Still No Word on Kidnapped U.S. Reporter

  • Playlist
  • Download
  • Embed
    Embed <iframe src="http://www.npr.org/player/embed/5166944/5166945" width="100%" height="290" frameborder="0" scrolling="no">
  • Transcript

A day after a deadline set by her captors — amid persistent cries for her release — there is no word on the fate of American journalist Jill Carroll. She was captured in Iraq two weeks ago. Many Lourdes Garcia-Navarro reports.

DEBBIE ELLIOT, host:

There's still been no word on the fate of American journalist Jill Caroll. In a videotape released earlier this week, her kidnappers threatened to killer unless all female detainees in Iraq are released. That deadline expired yesterday and there have been a chorus of calls for her to be let go.

NPR's Lourdes Garcia-Navarro reports from Baghdad.

LOURDES GARCIA-NAVARRO reporting:
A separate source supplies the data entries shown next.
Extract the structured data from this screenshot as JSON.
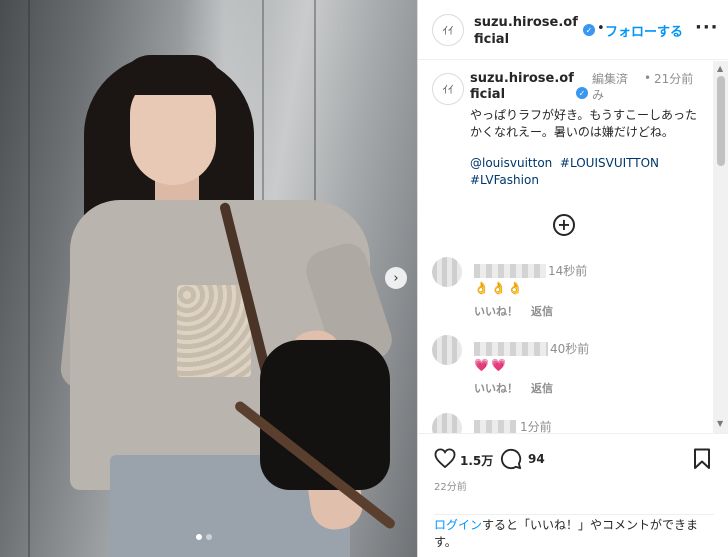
{
  "post": {
    "username": "suzu.hirose.official",
    "follow_label": "フォローする",
    "dot": "•",
    "more": "···"
  },
  "caption": {
    "username": "suzu.hirose.official",
    "edited": "編集済み",
    "dot": "•",
    "time": "21分前",
    "text": "やっぱりラフが好き。もうすこーしあったかくなれえー。暑いのは嫌だけどね。",
    "tags": [
      "@louisvuitton",
      "#LOUISVUITTON",
      "#LVFashion"
    ]
  },
  "comments": [
    {
      "time": "14秒前",
      "emoji": "👌👌👌",
      "like": "いいね！",
      "reply": "返信"
    },
    {
      "time": "40秒前",
      "emoji": "💗💗",
      "like": "いいね！",
      "reply": "返信"
    },
    {
      "time": "1分前"
    }
  ],
  "actions": {
    "likes": "1.5万",
    "comments": "94",
    "posted_ago": "22分前"
  },
  "login": {
    "link": "ログイン",
    "rest": "すると「いいね！」やコメントができます。"
  },
  "colors": {
    "follow": "#0095f6",
    "tag": "#00376b",
    "verified": "#3897f0"
  }
}
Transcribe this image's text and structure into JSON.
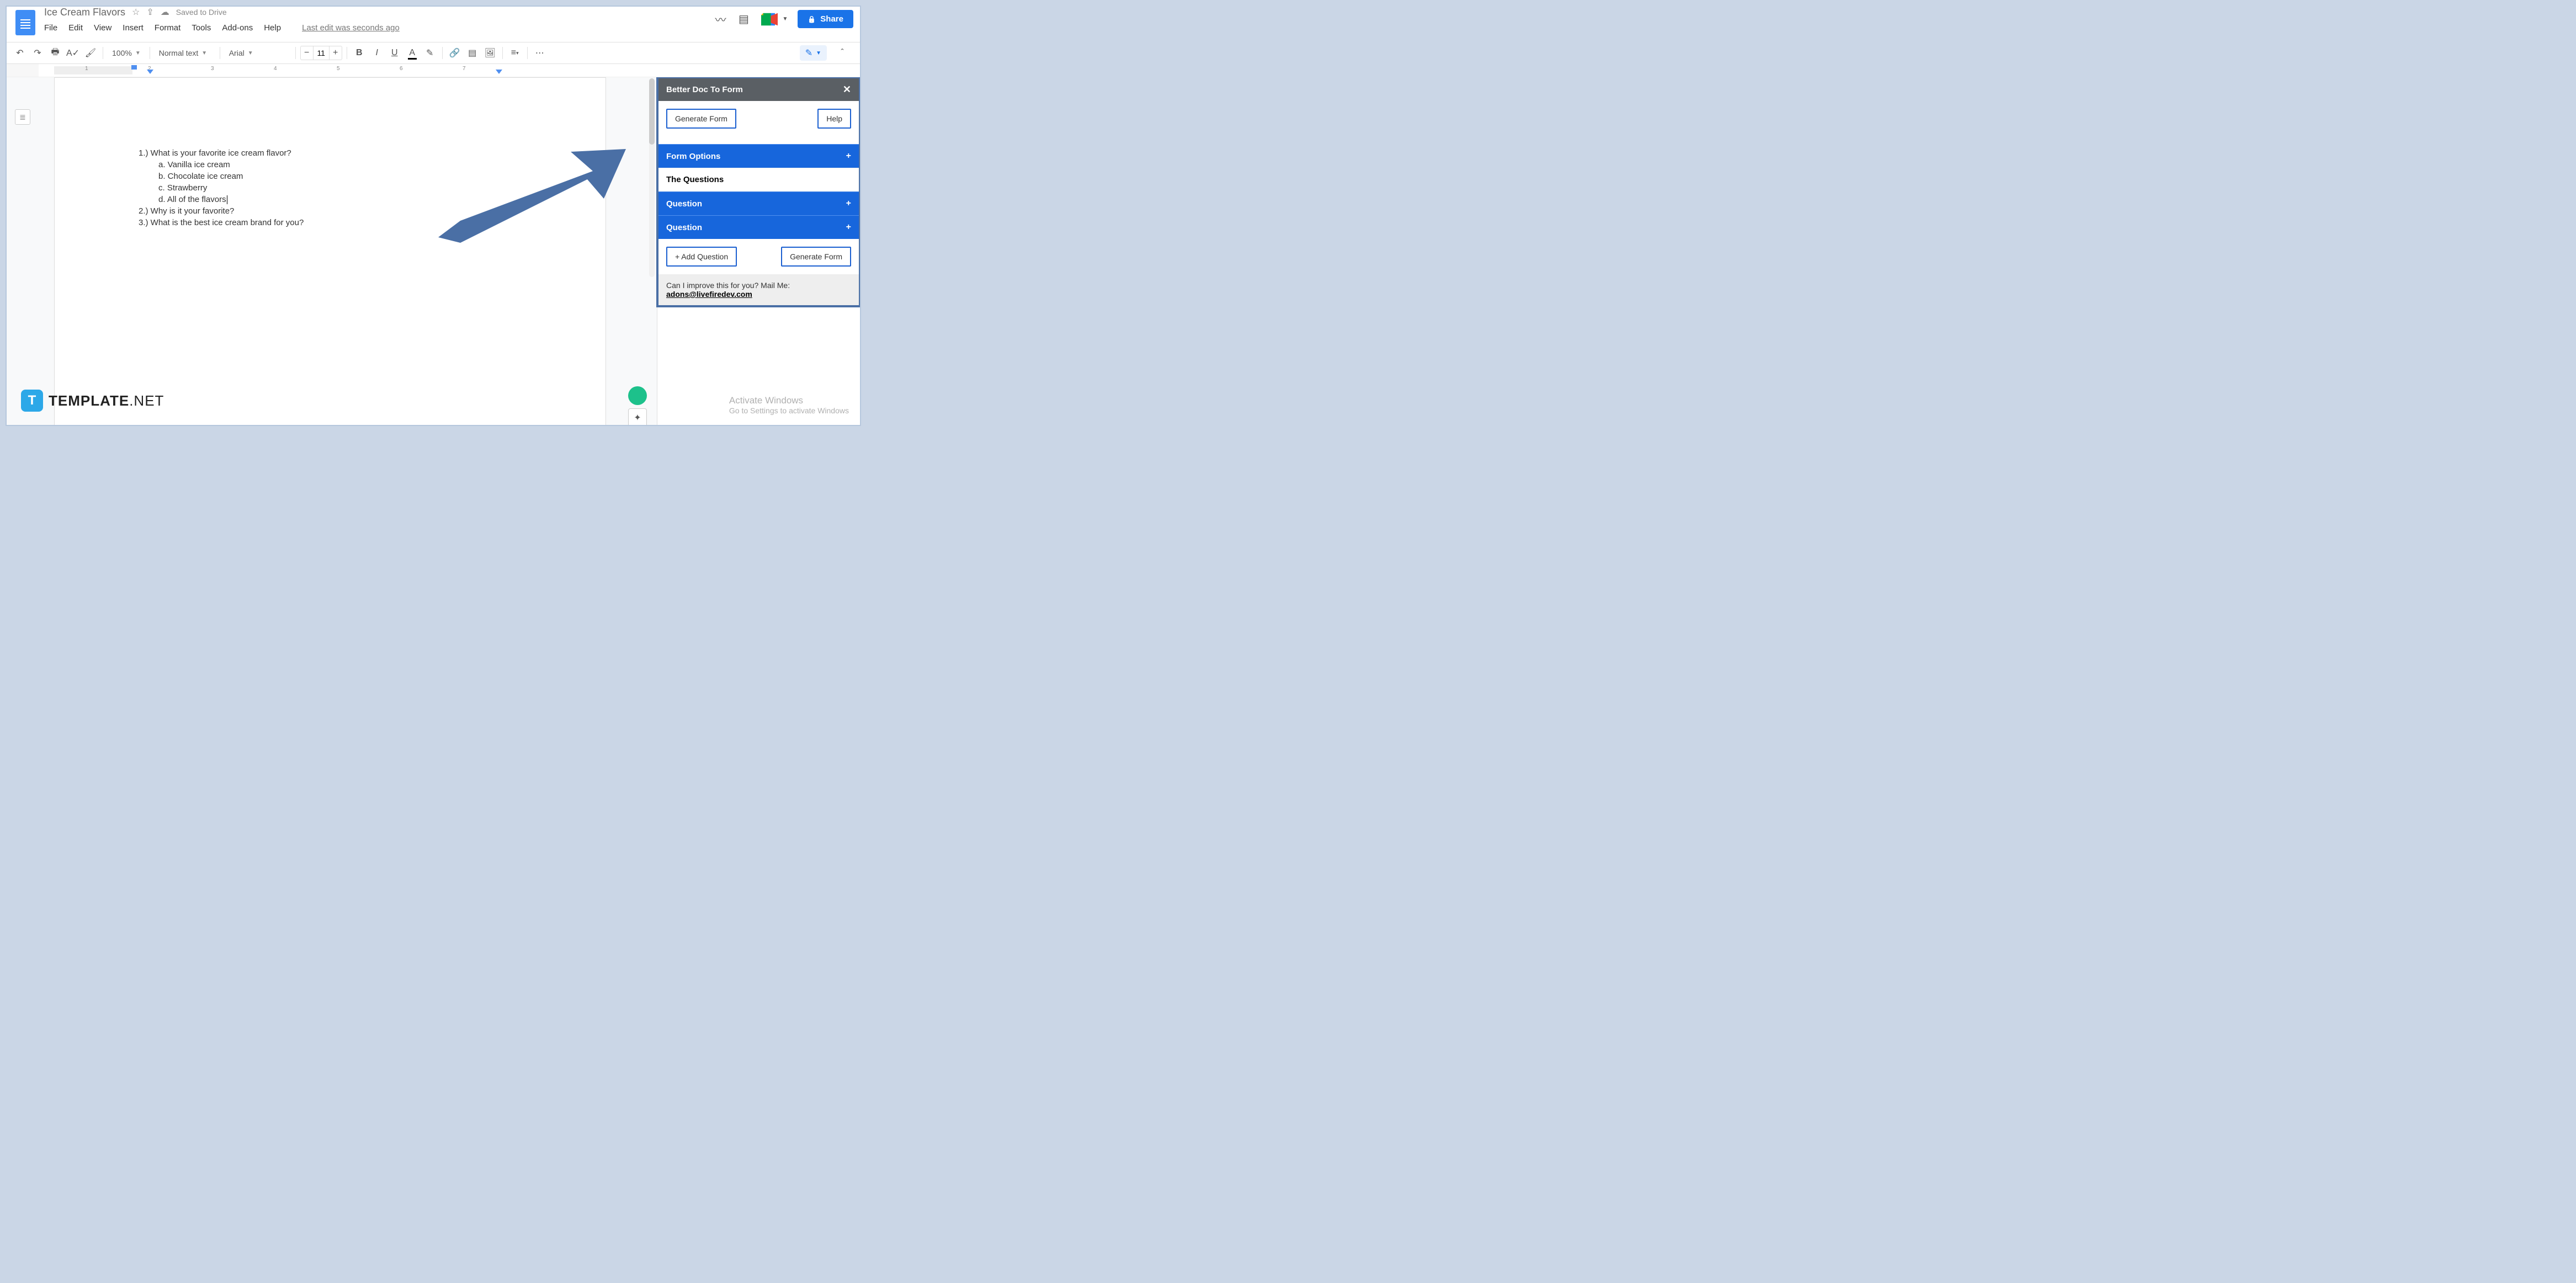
{
  "header": {
    "doc_title": "Ice Cream Flavors",
    "saved_text": "Saved to Drive",
    "last_edit": "Last edit was seconds ago",
    "menus": [
      "File",
      "Edit",
      "View",
      "Insert",
      "Format",
      "Tools",
      "Add-ons",
      "Help"
    ],
    "share_label": "Share"
  },
  "toolbar": {
    "zoom": "100%",
    "style": "Normal text",
    "font": "Arial",
    "font_size": "11"
  },
  "ruler": {
    "marks": [
      "1",
      "2",
      "3",
      "4",
      "5",
      "6",
      "7"
    ]
  },
  "document": {
    "q1": "1.)  What is your favorite ice cream flavor?",
    "q1_opts": [
      "a.   Vanilla ice cream",
      "b.   Chocolate ice cream",
      "c.   Strawberry",
      "d.   All of the flavors"
    ],
    "q2": "2.)  Why is it your favorite?",
    "q3": "3.)  What is the best ice cream brand for you?"
  },
  "sidebar": {
    "title": "Better Doc To Form",
    "generate_btn": "Generate Form",
    "help_btn": "Help",
    "form_options": "Form Options",
    "the_questions": "The Questions",
    "question_label": "Question",
    "add_question": "+ Add Question",
    "generate_btn2": "Generate Form",
    "footer_text": "Can I improve this for you? Mail Me:",
    "footer_email": "adons@livefiredev.com"
  },
  "watermark": {
    "line1": "Activate Windows",
    "line2": "Go to Settings to activate Windows"
  },
  "brand": {
    "icon": "T",
    "text1": "TEMPLATE",
    "text2": ".NET"
  }
}
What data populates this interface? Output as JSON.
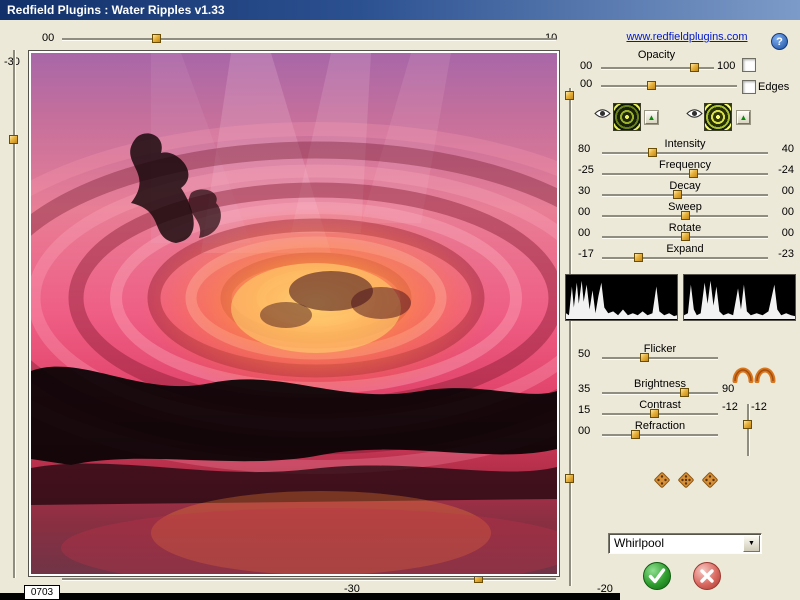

It's been two weeks to the day since Jill Caroll was abducted. The only word on her fate has come from a video tape delivered to Al-Jazeera television. In the two silent excerpts that were broadcast this past week, she looked tired. In one clip she was surrounded by at least three armed and masked men. It's still not known who has her. A previously unknown group called the Revenge Brigade stamped its name on the video and according to Al-Jazeera, issued a demand for the release for all female prisoners in Iraq by Friday. If not she would be killed, they said.

The U.S. military confirmed that they're holding less than a dozen women in their detention centers, but the deadline passed without any of them being let go.

Today a delegation from the Council on American-Islamic Relations flew to Baghdad to add their voices to those of the many people around the world and Iraq who are calling for her to be let go. In a press conference held at Baghdad's international airport, they said that she has a track record of being objective and embracing Arabic culture. They said her release would be helpful to the Iraqi people.

Yesterday, the Sunni politician whose house she was returning from when she was abducted also demanded her release. Her father appeared on Arabic stations to plead with her kidnappers. Muslim groups in France also called for mercy.

Caroll grew up in Ann Arbor, Michigan. But she felt called, according to family and friends, by the Middle East. When she was abducted she was working for the Christian Science Monitor. She'd been in Iraq covering the story for two years until two weeks ago when she became another victim of the violence here.

And today, according to Reuters, another Arabic station, Al-Arabiya, aired another kidnap video. It showed the son of a Senior Iraqi Defense Ministry official. Another little known group called the Revenge Squadron, is threatening to kill him unless Iraqi security forces stop cooperating with American troops.

Lourdes Garcia-Navarro, NPR news, Baghdad

Copyright © 2006 NPR. All rights reserved. Visit our website terms of use and permissions pages at www.npr.org for further information.

NPR transcripts are created on a rush deadline by a contractor for NPR, and accuracy and availability may vary. This text may not be in its final form and may be updated or revised in the future. Please be aware that the authoritative record of NPR’s programming is the audio.

Comments

 

Please keep your community civil. All comments must follow the NPR.org Community rules and terms of use, and will be moderated prior to posting. NPR reserves the right to use the comments we receive, in whole or in part, and to use the commenter's name and location, in any medium. See also the Terms of Use, Privacy Policy and Community FAQ.